Can we revive the Tenants Purchase Scheme while boosting housing supply?
This article appeared originally in the CHINADAILY on 27 January, 2020.
Authors: Ryan Ip, Head of Land and Housing Research, Koby Wong, assistant researcher at Our Hong Kong Foundation.
In the last article, we have explained why the Hong Kong government’s claim that the relaunch of the Tenants Purchase Scheme (TPS) will cause the supply of public rental housing (PRH) to shrink in a short period of time is nothing but an exaggeration. (Impact of relaunching tenants purchase plan would be negligible, Dec 17, 2020). Instead, we believe that relaunching the TPS and increasing the supply of public housing are not fish and bear’s paws and in the following, we will explain why.
Relaunching the TPS and tackling the public housing shortage are separate matters. Since the introduction of the TPS in 1998, its aim has been to improve the home ownership rate in Hong Kong, helping low- and middle-income families become homeowners and thereby narrowing the wealth gap. In other words, relaunching the TPS is not about increasing the supply of public housing; its objective is to redress economic inequality and help low-income families get on the property ladder. The scheme has successfully created wealth for more than 140,000 families who bought PRH units at the time. Between 2003 and 2019, the overall property prices in Hong Kong rose by more than five times, while the median household income grew by only 80 percent over the same period. The relaunch of the TPS will allow the remaining 800,000 low-income households living in PRH to benefit from asset appreciation as homeowners.
The government should aim to address both at the same time: by relaunching the TPS, it can build wealth for low-income families and narrow the wealth gap; by adopting a multi-pronged approach to increasing land and housing supply, it can strive to provide a home for all
The government has repeatedly stated that relaunching the TPS will only be considered after the shortage of public housing supply has been addressed. However, it is not realistic to expect that a policy designed for bridging the income gap can tackle public housing inadequacy, because reviving the TPS and boosting housing supply are entirely separate matters.
To limit the number of people on the PRH waiting list and shorten their waiting time, the most effective and reliable measure is to increase the supply of public housing. Unfortunately, in the past seven years, public housing construction has consistently failed to meet the target stated in The Long Term Housing Strategy, with a cumulative shortfall of nearly 82,600 units. Meanwhile, the housing authority still focuses on the 200 flats that will not be recovered each year as a result of the relaunch of the TPS — it really can’t see the forest for the trees.

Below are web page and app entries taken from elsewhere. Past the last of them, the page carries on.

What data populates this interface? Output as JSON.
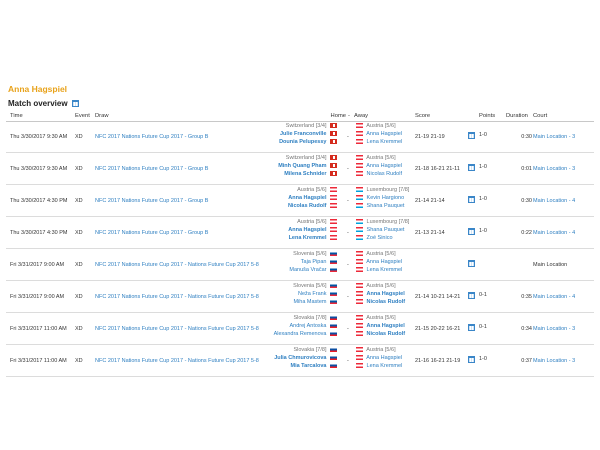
{
  "player_name": "Anna Hagspiel",
  "section_title": "Match overview",
  "headers": {
    "time": "Time",
    "event": "Event",
    "draw": "Draw",
    "home": "Home",
    "vs": "-",
    "away": "Away",
    "score": "Score",
    "points": "Points",
    "duration": "Duration",
    "court": "Court"
  },
  "matches": [
    {
      "time": "Thu 3/30/2017 9:30 AM",
      "event": "XD",
      "draw": "NFC 2017 Nations Future Cup 2017 - Group B",
      "home_team": "Switzerland",
      "home_seed": "[3/4]",
      "home_flag": "ch",
      "home_players": [
        "Julie Franconville",
        "Dounia Pelupessy"
      ],
      "home_win": true,
      "away_team": "Austria",
      "away_seed": "[5/6]",
      "away_flag": "at",
      "away_players": [
        "Anna Hagspiel",
        "Lena Kremmel"
      ],
      "away_win": false,
      "score": "21-19 21-19",
      "points": "1-0",
      "duration": "0:30",
      "court": "Main Location - 3",
      "court_link": true
    },
    {
      "time": "Thu 3/30/2017 9:30 AM",
      "event": "XD",
      "draw": "NFC 2017 Nations Future Cup 2017 - Group B",
      "home_team": "Switzerland",
      "home_seed": "[3/4]",
      "home_flag": "ch",
      "home_players": [
        "Minh Quang Pham",
        "Milena Schnider"
      ],
      "home_win": true,
      "away_team": "Austria",
      "away_seed": "[5/6]",
      "away_flag": "at",
      "away_players": [
        "Anna Hagspiel",
        "Nicolas Rudolf"
      ],
      "away_win": false,
      "score": "21-18 16-21 21-11",
      "points": "1-0",
      "duration": "0:01",
      "court": "Main Location - 3",
      "court_link": true
    },
    {
      "time": "Thu 3/30/2017 4:30 PM",
      "event": "XD",
      "draw": "NFC 2017 Nations Future Cup 2017 - Group B",
      "home_team": "Austria",
      "home_seed": "[5/6]",
      "home_flag": "at",
      "home_players": [
        "Anna Hagspiel",
        "Nicolas Rudolf"
      ],
      "home_win": true,
      "away_team": "Luxembourg",
      "away_seed": "[7/8]",
      "away_flag": "lu",
      "away_players": [
        "Kevin Hargiono",
        "Shana Pauquet"
      ],
      "away_win": false,
      "score": "21-14 21-14",
      "points": "1-0",
      "duration": "0:30",
      "court": "Main Location - 4",
      "court_link": true
    },
    {
      "time": "Thu 3/30/2017 4:30 PM",
      "event": "XD",
      "draw": "NFC 2017 Nations Future Cup 2017 - Group B",
      "home_team": "Austria",
      "home_seed": "[5/6]",
      "home_flag": "at",
      "home_players": [
        "Anna Hagspiel",
        "Lena Kremmel"
      ],
      "home_win": true,
      "away_team": "Luxembourg",
      "away_seed": "[7/8]",
      "away_flag": "lu",
      "away_players": [
        "Shana Pauquet",
        "Zoé Sinico"
      ],
      "away_win": false,
      "score": "21-13 21-14",
      "points": "1-0",
      "duration": "0:22",
      "court": "Main Location - 4",
      "court_link": true
    },
    {
      "time": "Fri 3/31/2017 9:00 AM",
      "event": "XD",
      "draw": "NFC 2017 Nations Future Cup 2017 - Nations Future Cup 2017 5-8",
      "home_team": "Slovenia",
      "home_seed": "[5/6]",
      "home_flag": "si",
      "home_players": [
        "Taja Pipan",
        "Manuša Vračar"
      ],
      "home_win": false,
      "away_team": "Austria",
      "away_seed": "[5/6]",
      "away_flag": "at",
      "away_players": [
        "Anna Hagspiel",
        "Lena Kremmel"
      ],
      "away_win": false,
      "score": "",
      "points": "",
      "duration": "",
      "court": "Main Location",
      "court_link": false
    },
    {
      "time": "Fri 3/31/2017 9:00 AM",
      "event": "XD",
      "draw": "NFC 2017 Nations Future Cup 2017 - Nations Future Cup 2017 5-8",
      "home_team": "Slovenia",
      "home_seed": "[5/6]",
      "home_flag": "si",
      "home_players": [
        "Neža Frank",
        "Miha Mastem"
      ],
      "home_win": false,
      "away_team": "Austria",
      "away_seed": "[5/6]",
      "away_flag": "at",
      "away_players": [
        "Anna Hagspiel",
        "Nicolas Rudolf"
      ],
      "away_win": true,
      "score": "21-14 10-21 14-21",
      "points": "0-1",
      "duration": "0:35",
      "court": "Main Location - 4",
      "court_link": true
    },
    {
      "time": "Fri 3/31/2017 11:00 AM",
      "event": "XD",
      "draw": "NFC 2017 Nations Future Cup 2017 - Nations Future Cup 2017 5-8",
      "home_team": "Slovakia",
      "home_seed": "[7/8]",
      "home_flag": "sk",
      "home_players": [
        "Andrej Antoska",
        "Alexandra Remenova"
      ],
      "home_win": false,
      "away_team": "Austria",
      "away_seed": "[5/6]",
      "away_flag": "at",
      "away_players": [
        "Anna Hagspiel",
        "Nicolas Rudolf"
      ],
      "away_win": true,
      "score": "21-15 20-22 16-21",
      "points": "0-1",
      "duration": "0:34",
      "court": "Main Location - 3",
      "court_link": true
    },
    {
      "time": "Fri 3/31/2017 11:00 AM",
      "event": "XD",
      "draw": "NFC 2017 Nations Future Cup 2017 - Nations Future Cup 2017 5-8",
      "home_team": "Slovakia",
      "home_seed": "[7/8]",
      "home_flag": "sk",
      "home_players": [
        "Julia Chmurovicova",
        "Mia Tarcalova"
      ],
      "home_win": true,
      "away_team": "Austria",
      "away_seed": "[5/6]",
      "away_flag": "at",
      "away_players": [
        "Anna Hagspiel",
        "Lena Kremmel"
      ],
      "away_win": false,
      "score": "21-16 16-21 21-19",
      "points": "1-0",
      "duration": "0:37",
      "court": "Main Location - 3",
      "court_link": true
    }
  ]
}
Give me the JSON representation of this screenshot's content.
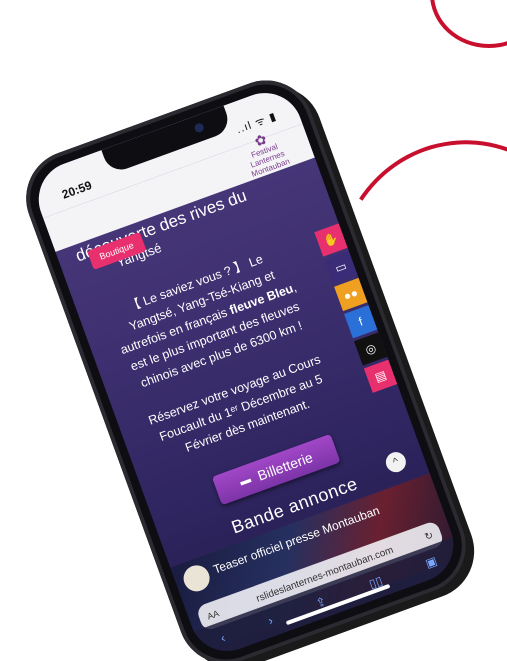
{
  "status": {
    "time": "20:59",
    "icons": "..ıl ᯤ ▮"
  },
  "logo": {
    "mark": "✿",
    "name": "Festival",
    "title": "Lanternes",
    "city": "Montauban"
  },
  "heading": {
    "line1": "découverte des rives du",
    "line2": "Yangtsé"
  },
  "boutique_label": "Boutique",
  "body": {
    "p1_a": "【 Le saviez vous ? 】 Le Yangtsé, Yang-Tsé-Kiang et autrefois en français ",
    "p1_b": "fleuve Bleu",
    "p1_c": ", est le plus important des fleuves chinois avec plus de 6300 km !",
    "p2": "Réservez votre voyage au Cours Foucault du 1ᵉʳ Décembre au 5 Février dès maintenant."
  },
  "billetterie_label": "Billetterie",
  "annonce_title": "Bande annonce",
  "video_title": "Teaser officiel presse Montauban",
  "url": "rslideslanternes-montauban.com",
  "url_aa": "AA",
  "colors": {
    "accent": "#e8306e",
    "button": "#8f3fb8",
    "annotation": "#c8102e"
  },
  "side_icons": [
    "handshake-icon",
    "ticket-icon",
    "group-icon",
    "facebook-icon",
    "instagram-icon",
    "shop-icon"
  ]
}
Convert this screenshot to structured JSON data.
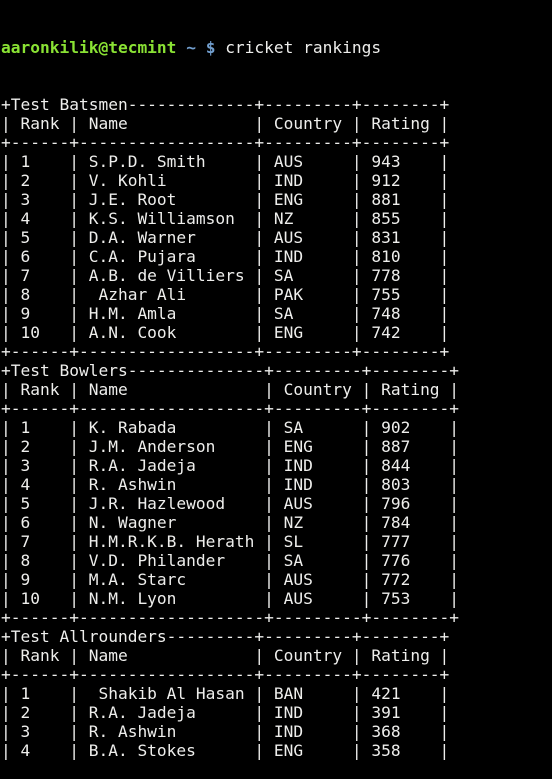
{
  "prompt": {
    "user_host": "aaronkilik@tecmint",
    "cwd": "~",
    "symbol": "$",
    "command": "cricket rankings"
  },
  "colors": {
    "background": "#000000",
    "text": "#eeeeec",
    "prompt_user": "#8ae234",
    "prompt_path": "#729fcf"
  },
  "tables": [
    {
      "title": "Test Batsmen",
      "headers": [
        "Rank",
        "Name",
        "Country",
        "Rating"
      ],
      "rows": [
        [
          "1",
          "S.P.D. Smith",
          "AUS",
          "943"
        ],
        [
          "2",
          "V. Kohli",
          "IND",
          "912"
        ],
        [
          "3",
          "J.E. Root",
          "ENG",
          "881"
        ],
        [
          "4",
          "K.S. Williamson",
          "NZ",
          "855"
        ],
        [
          "5",
          "D.A. Warner",
          "AUS",
          "831"
        ],
        [
          "6",
          "C.A. Pujara",
          "IND",
          "810"
        ],
        [
          "7",
          "A.B. de Villiers",
          "SA",
          "778"
        ],
        [
          "8",
          " Azhar Ali",
          "PAK",
          "755"
        ],
        [
          "9",
          "H.M. Amla",
          "SA",
          "748"
        ],
        [
          "10",
          "A.N. Cook",
          "ENG",
          "742"
        ]
      ],
      "closed": true
    },
    {
      "title": "Test Bowlers",
      "headers": [
        "Rank",
        "Name",
        "Country",
        "Rating"
      ],
      "rows": [
        [
          "1",
          "K. Rabada",
          "SA",
          "902"
        ],
        [
          "2",
          "J.M. Anderson",
          "ENG",
          "887"
        ],
        [
          "3",
          "R.A. Jadeja",
          "IND",
          "844"
        ],
        [
          "4",
          "R. Ashwin",
          "IND",
          "803"
        ],
        [
          "5",
          "J.R. Hazlewood",
          "AUS",
          "796"
        ],
        [
          "6",
          "N. Wagner",
          "NZ",
          "784"
        ],
        [
          "7",
          "H.M.R.K.B. Herath",
          "SL",
          "777"
        ],
        [
          "8",
          "V.D. Philander",
          "SA",
          "776"
        ],
        [
          "9",
          "M.A. Starc",
          "AUS",
          "772"
        ],
        [
          "10",
          "N.M. Lyon",
          "AUS",
          "753"
        ]
      ],
      "closed": true
    },
    {
      "title": "Test Allrounders",
      "headers": [
        "Rank",
        "Name",
        "Country",
        "Rating"
      ],
      "rows": [
        [
          "1",
          " Shakib Al Hasan",
          "BAN",
          "421"
        ],
        [
          "2",
          "R.A. Jadeja",
          "IND",
          "391"
        ],
        [
          "3",
          "R. Ashwin",
          "IND",
          "368"
        ],
        [
          "4",
          "B.A. Stokes",
          "ENG",
          "358"
        ]
      ],
      "closed": false
    }
  ]
}
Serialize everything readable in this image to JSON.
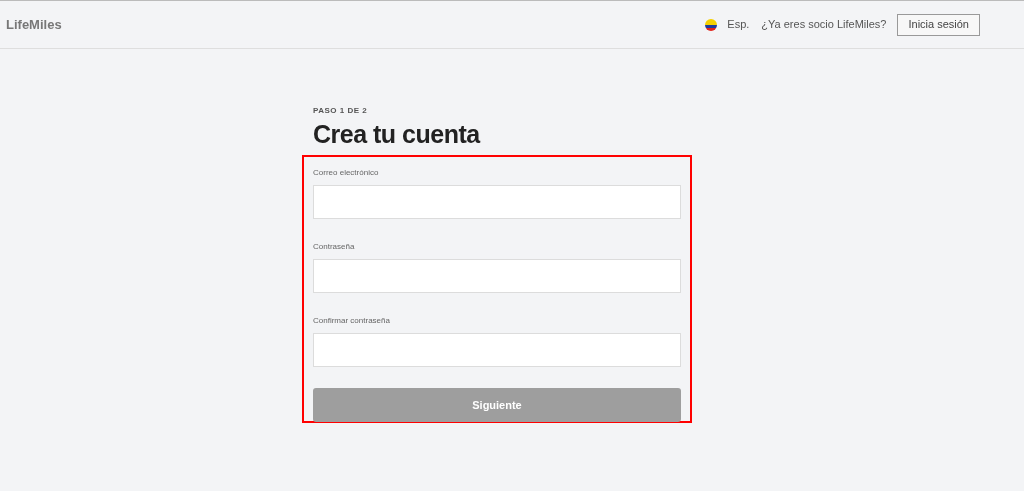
{
  "header": {
    "logo": "LifeMiles",
    "language": "Esp.",
    "member_prompt": "¿Ya eres socio LifeMiles?",
    "login_button": "Inicia sesión"
  },
  "form": {
    "step": "PASO 1 DE 2",
    "title": "Crea tu cuenta",
    "highlighted": true,
    "fields": [
      {
        "label": "Correo electrónico"
      },
      {
        "label": "Contraseña"
      },
      {
        "label": "Confirmar contraseña"
      }
    ],
    "submit": {
      "label": "Siguiente",
      "disabled": true
    }
  }
}
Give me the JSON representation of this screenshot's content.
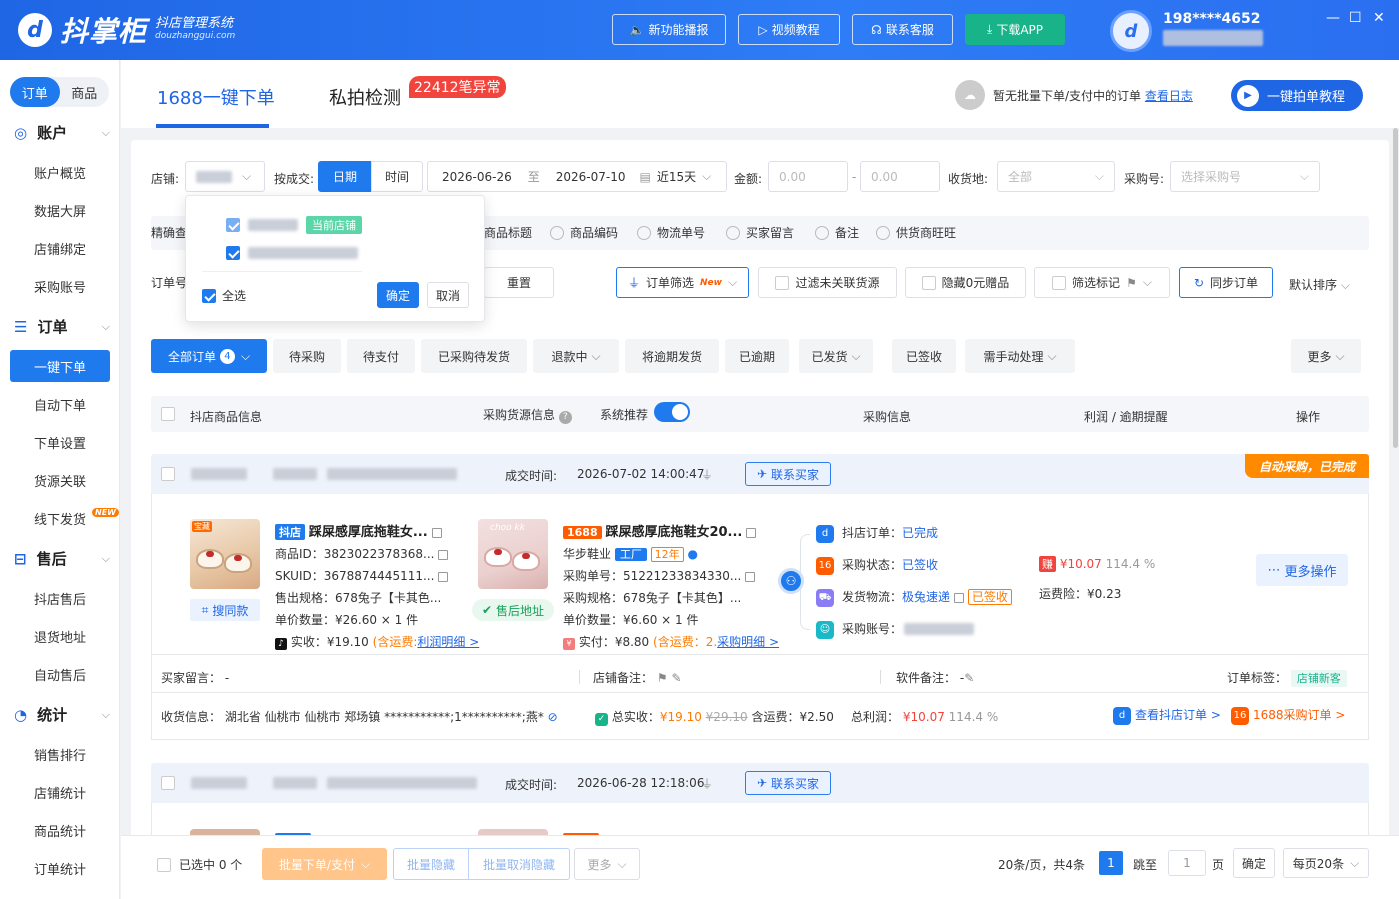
{
  "brand": {
    "logo_glyph": "d",
    "name": "抖掌柜",
    "subtitle": "抖店管理系统",
    "domain": "douzhanggui.com"
  },
  "header": {
    "buttons": [
      {
        "label": "新功能播报",
        "icon": "speaker-icon"
      },
      {
        "label": "视频教程",
        "icon": "video-icon"
      },
      {
        "label": "联系客服",
        "icon": "headset-icon"
      },
      {
        "label": "下载APP",
        "icon": "download-icon"
      }
    ],
    "user_phone": "198****4652",
    "window": {
      "min": "—",
      "max": "☐",
      "close": "✕"
    }
  },
  "sidebar": {
    "segment": {
      "orders": "订单",
      "products": "商品"
    },
    "sections": [
      {
        "title": "账户",
        "items": [
          "账户概览",
          "数据大屏",
          "店铺绑定",
          "采购账号"
        ]
      },
      {
        "title": "订单",
        "items": [
          "一键下单",
          "自动下单",
          "下单设置",
          "货源关联",
          "线下发货"
        ]
      },
      {
        "title": "售后",
        "items": [
          "抖店售后",
          "退货地址",
          "自动售后"
        ]
      },
      {
        "title": "统计",
        "items": [
          "销售排行",
          "店铺统计",
          "商品统计",
          "订单统计"
        ]
      }
    ],
    "new_badge": "NEW"
  },
  "tabs": {
    "one_click": "1688一键下单",
    "private": "私拍检测",
    "anomaly_badge": "22412笔异常"
  },
  "notice": {
    "text": "暂无批量下单/支付中的订单",
    "link": "查看日志"
  },
  "tutorial_btn": "一键拍单教程",
  "filters": {
    "store_label": "店铺:",
    "deal_label": "按成交:",
    "date_btn": "日期",
    "time_btn": "时间",
    "date_from": "2026-06-26",
    "date_to_sep": "至",
    "date_to": "2026-07-10",
    "range": "近15天",
    "amount_label": "金额:",
    "amount_min": "0.00",
    "amount_dash": "-",
    "amount_max": "0.00",
    "addr_label": "收货地:",
    "addr_value": "全部",
    "purchase_label": "采购号:",
    "purchase_ph": "选择采购号",
    "precise_label": "精确查",
    "precise_options": [
      "商品标题",
      "商品编码",
      "物流单号",
      "买家留言",
      "备注",
      "供货商旺旺"
    ],
    "order_no_label": "订单号",
    "reset": "重置",
    "order_filter": "订单筛选",
    "order_filter_badge": "New",
    "unlinked": "过滤未关联货源",
    "hide_zero": "隐藏0元赠品",
    "mark_filter": "筛选标记",
    "sync": "同步订单",
    "sort": "默认排序"
  },
  "store_popup": {
    "current_tag": "当前店铺",
    "select_all": "全选",
    "confirm": "确定",
    "cancel": "取消"
  },
  "status_tabs": [
    {
      "label": "全部订单",
      "count": "4"
    },
    {
      "label": "待采购"
    },
    {
      "label": "待支付"
    },
    {
      "label": "已采购待发货"
    },
    {
      "label": "退款中"
    },
    {
      "label": "将逾期发货"
    },
    {
      "label": "已逾期"
    },
    {
      "label": "已发货"
    },
    {
      "label": "已签收"
    },
    {
      "label": "需手动处理"
    },
    {
      "label": "更多"
    }
  ],
  "table_head": {
    "product": "抖店商品信息",
    "source": "采购货源信息",
    "recommend": "系统推荐",
    "purchase": "采购信息",
    "profit": "利润 / 逾期提醒",
    "ops": "操作"
  },
  "orders": [
    {
      "deal_time_label": "成交时间:",
      "deal_time": "2026-07-02 14:00:47",
      "contact": "联系买家",
      "ribbon": "自动采购，已完成",
      "dy": {
        "tag": "抖店",
        "title": "踩屎感厚底拖鞋女...",
        "id": "商品ID：3823022378368...",
        "sku": "SKUID：3678874445111...",
        "spec": "售出规格：678兔子【卡其色...",
        "qty": "单价数量：¥26.60 × 1 件",
        "paid": "实收：¥19.10",
        "freight": "(含运费:",
        "detail_link": "利润明细 >",
        "search_same": "搜同款",
        "img_label": "宝藏"
      },
      "src": {
        "tag": "1688",
        "title": "踩屎感厚底拖鞋女20...",
        "shop": "华步鞋业",
        "factory": "工厂",
        "years": "12年",
        "po": "采购单号：51221233834330...",
        "spec": "采购规格：678兔子【卡其色】...",
        "qty": "单价数量：¥6.60 × 1 件",
        "paid": "实付：¥8.80",
        "freight": "(含运费：2.",
        "detail_link": "采购明细 >",
        "after_sale": "售后地址",
        "img_label": "choo kk"
      },
      "purchase": {
        "dy_order_label": "抖店订单：",
        "dy_order": "已完成",
        "status_label": "采购状态：",
        "status": "已签收",
        "logistics_label": "发货物流：",
        "logistics": "极兔速递",
        "logistics_badge": "已签收",
        "account_label": "采购账号："
      },
      "profit": {
        "tag": "赚",
        "value": "¥10.07",
        "pct": "114.4 %",
        "ins_label": "运费险：",
        "ins": "¥0.23"
      },
      "more_ops": "更多操作",
      "remarks": {
        "buyer_label": "买家留言：",
        "buyer": "-",
        "store_label": "店铺备注：",
        "soft_label": "软件备注：",
        "soft": "-",
        "tag_label": "订单标签：",
        "tag": "店铺新客"
      },
      "address": {
        "label": "收货信息：",
        "text": "湖北省 仙桃市 仙桃市 郑场镇 ***********;1**********;燕*",
        "total_label": "总实收：",
        "total": "¥19.10",
        "total_orig": "¥29.10",
        "freight": "含运费：¥2.50",
        "profit_label": "总利润：",
        "profit": "¥10.07",
        "profit_pct": "114.4 %",
        "view_dy": "查看抖店订单 >",
        "view_1688": "1688采购订单 >"
      }
    },
    {
      "deal_time_label": "成交时间:",
      "deal_time": "2026-06-28 12:18:06",
      "contact": "联系买家"
    }
  ],
  "footer": {
    "selected": "已选中 0 个",
    "batch_order": "批量下单/支付",
    "batch_hide": "批量隐藏",
    "batch_unhide": "批量取消隐藏",
    "more": "更多",
    "page_info": "20条/页，共4条",
    "page": "1",
    "goto": "跳至",
    "goto_val": "1",
    "page_unit": "页",
    "confirm": "确定",
    "per_page": "每页20条"
  },
  "colors": {
    "primary": "#1f7aee",
    "header": "#2a6ff0",
    "orange": "#ff7a00",
    "red": "#f0443d",
    "green": "#19b38a"
  }
}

Tackling a shortage requires a multi-pronged approach and a streamlined process. An adequate supply of available land is a prerequisite for the construction of more public housing units, just as flour is needed to make bread. Therefore, we are certainly pleased to hear the chief executive announce in her Policy Address that the government has identified all of the 330 hectares of land required for the construction of 316,000 public housing units, which will meet the demand for public housing in the next 10 years.
However, there are many hurdles to overcome between the identification of the land and the actual completion of housing. According to our analysis, we have found that the average development time for public housing projects is 10 years, with the longest one spanning over 15 years. Even after sites have been successfully rezoned for residential use, the projects can still suffer substantial delays due to complex bureaucratic procedures. For this reason, we are also glad to see that the Policy Address has proposed a review of the administrative procedures for public housing development, with a view to removing barriers and streamlining the process.
Meeting the demand for public housing in the next 10 years is only the first step. To provide a secure home for all Hong Kong people in the long run, a multi-pronged approach must be adopted to increase land supply, for example, by expediting the Lantau Tomorrow Vision, a massive reclamation scheme. Only by increasing the supply of land for housing substantially can we hope to accommodate all those on the PRH waiting list, or even follow the example of the Singaporean government and sell public housing units at an affordable price to the vast majority of Hong Kong people.
Whilst boosting housing supply, we also need to bridge the wealth gap. On the one hand, Hong Kong has the biggest gap between rich and poor among the developed economies. On the other hand, the chronic shortage of housing supply has not only made Hong Kong’s property prices the most unaffordable in the world, but also caused the waiting time for PRH to reach record highs, evidence of our acute housing crisis. A yawning wealth gap and a critical housing shortage are equally urgent social problems, so it makes little sense for the government to prioritize one over the other. The government should aim to address both at the same time: by relaunching the TPS, it can build wealth for low-income families and narrow the wealth gap; by adopting a multi-pronged approach to increasing land and housing supply, it can strive to provide a home for all.